“I observed the game as I went to Southern Glazer’s Wine & Spirits,” E-40 told AfroTech. “I soaked it up like a beach towel, and I told some of the higher guys over at Southern, I’m gonna be back. One of my guys, Steve Harden I told him, ‘I’m gonna have my own thing one day, man.’”

The Action Behind The Words

And, he lived up to his word.

E-40 found a window of opportunity to spearhead his own wine venture after a conversation with a former employee of Landy Cognac. With his assistance, E-40 debuted his first three offerings including mangoscato, “function” red blend, and moscato.

The demand for wine continued to grow and soon E-40 would return to Southern Glazer’s Wine & Spirits, in hopes of cementing a deal with the distributor.

“People loved it. It got great feedback and lots of engagement. So, I ended up building up the demand. I went to Southern Glazer’s Wine & Spirits and met up with my man, Steve Harden and I told him, ‘Steve, here we go. We popping.’ He tasted it…and the boss is over there, like — ‘Let’s bring it in, Earl,’” he said.

Now, It’s Available In Over 40 States

E-40 received his first order from his hometown of Vallejo, CA. He went from selling single bottles and cases to filling up a truckload with over 600 cases. With sales and consumer interests climbing, E-40 recognized he would become a disrupter in the space. Now, nearly ten years later, he has continued to strengthen his brand by launching new product offerings, including the “cali-mocho” red wine and cola, prosecco rose, and sparkling wines in flavors of blueberry, strawberry, and orangesicle, among others.

Courtesy of E-40

Just last year, E-40 also secured a multi-state distribution agreement with Southern Glazer’s Wine & Spirits. Now, his spirit brand can be found across 41 U.S. states.

“Rome wasn’t built in a day. The proof is in the juice,” E-40 said. “And I’m nine years into this and I’m thankful it’s been successful. It’s been lucrative. It’s an arena that fits me. I always tell people — same hustle, different product. It’s the same hustle as my independent career with rap. I was one of the first independent CEOs/rappers that invested in himself and took it to other heights. So, I’m very grateful.”

“The Epitome Of Black-Owned Business”

And, he was simply stating a fact.

When Earl Stevens Selections hit the ground running, E-40 was 100 percent involved and had 100 percent ownership of his company. He hopes to be a blueprint for the current and new generation to be reminded this is the standard.

“I’m there from start to finish from the beginning to the end. That’s why I always try to be an inspiration to the new and old generation to show, ‘Hey man, this is a route you could take,” he said. “It doesn’t have to be my route, but you could take whatever route you good at. I wanna show that there is a way, you just gotta apply your time to it.”

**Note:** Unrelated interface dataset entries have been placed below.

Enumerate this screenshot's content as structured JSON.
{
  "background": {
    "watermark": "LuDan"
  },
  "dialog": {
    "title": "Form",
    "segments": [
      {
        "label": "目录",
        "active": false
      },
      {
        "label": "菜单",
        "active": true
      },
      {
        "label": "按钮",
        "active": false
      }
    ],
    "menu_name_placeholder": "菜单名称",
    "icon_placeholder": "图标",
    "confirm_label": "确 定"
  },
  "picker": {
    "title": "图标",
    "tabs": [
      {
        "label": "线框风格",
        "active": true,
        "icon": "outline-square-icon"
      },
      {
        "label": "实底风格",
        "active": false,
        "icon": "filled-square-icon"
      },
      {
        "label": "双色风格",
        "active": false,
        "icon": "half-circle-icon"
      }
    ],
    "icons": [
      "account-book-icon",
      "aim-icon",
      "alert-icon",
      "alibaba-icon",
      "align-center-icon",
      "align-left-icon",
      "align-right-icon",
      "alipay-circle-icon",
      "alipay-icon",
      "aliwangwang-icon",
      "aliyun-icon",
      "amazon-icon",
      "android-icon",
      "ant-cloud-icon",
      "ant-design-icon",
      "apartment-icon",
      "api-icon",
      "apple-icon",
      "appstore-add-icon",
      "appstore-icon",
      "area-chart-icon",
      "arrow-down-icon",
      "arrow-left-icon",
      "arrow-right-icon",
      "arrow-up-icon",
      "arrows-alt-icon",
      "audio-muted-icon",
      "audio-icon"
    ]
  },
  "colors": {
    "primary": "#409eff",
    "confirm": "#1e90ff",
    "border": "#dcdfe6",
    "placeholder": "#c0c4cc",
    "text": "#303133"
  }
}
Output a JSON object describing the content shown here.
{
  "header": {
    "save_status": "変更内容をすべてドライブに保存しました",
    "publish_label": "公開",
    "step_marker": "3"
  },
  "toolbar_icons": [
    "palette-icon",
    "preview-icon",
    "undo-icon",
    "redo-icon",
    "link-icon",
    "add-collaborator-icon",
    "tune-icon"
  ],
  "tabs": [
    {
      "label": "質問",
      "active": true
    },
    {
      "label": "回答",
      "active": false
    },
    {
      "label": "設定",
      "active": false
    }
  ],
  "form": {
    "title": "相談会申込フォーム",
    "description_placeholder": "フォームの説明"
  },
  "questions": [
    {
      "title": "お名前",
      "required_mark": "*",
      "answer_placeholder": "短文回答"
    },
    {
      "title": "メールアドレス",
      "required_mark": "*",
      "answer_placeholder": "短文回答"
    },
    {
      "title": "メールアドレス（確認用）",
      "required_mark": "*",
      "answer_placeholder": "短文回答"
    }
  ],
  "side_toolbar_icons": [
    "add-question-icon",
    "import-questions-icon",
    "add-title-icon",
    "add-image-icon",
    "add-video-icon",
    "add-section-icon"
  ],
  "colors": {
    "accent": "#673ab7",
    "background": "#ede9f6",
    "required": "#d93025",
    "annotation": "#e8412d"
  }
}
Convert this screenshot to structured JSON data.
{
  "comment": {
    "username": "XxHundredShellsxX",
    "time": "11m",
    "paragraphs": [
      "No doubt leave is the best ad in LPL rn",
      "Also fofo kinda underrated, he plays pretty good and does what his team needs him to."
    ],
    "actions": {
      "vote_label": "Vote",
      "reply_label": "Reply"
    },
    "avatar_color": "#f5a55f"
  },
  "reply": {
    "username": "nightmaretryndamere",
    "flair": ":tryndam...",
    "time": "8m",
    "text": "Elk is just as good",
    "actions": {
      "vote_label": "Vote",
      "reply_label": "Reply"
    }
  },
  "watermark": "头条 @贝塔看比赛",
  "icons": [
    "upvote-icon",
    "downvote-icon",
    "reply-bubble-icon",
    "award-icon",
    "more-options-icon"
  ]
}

He continued: “A lot of times people apply their time to the wrong thing and end up hustling backward. So, my whole thing is to put out quality products. Make sure that I’m 100 percent involved. I have 100 percent ownership, that’s very important. When they say Black-owned, I’m the epitome of Black-owned business. I am the vendor of record. I write the checks. I do it all.”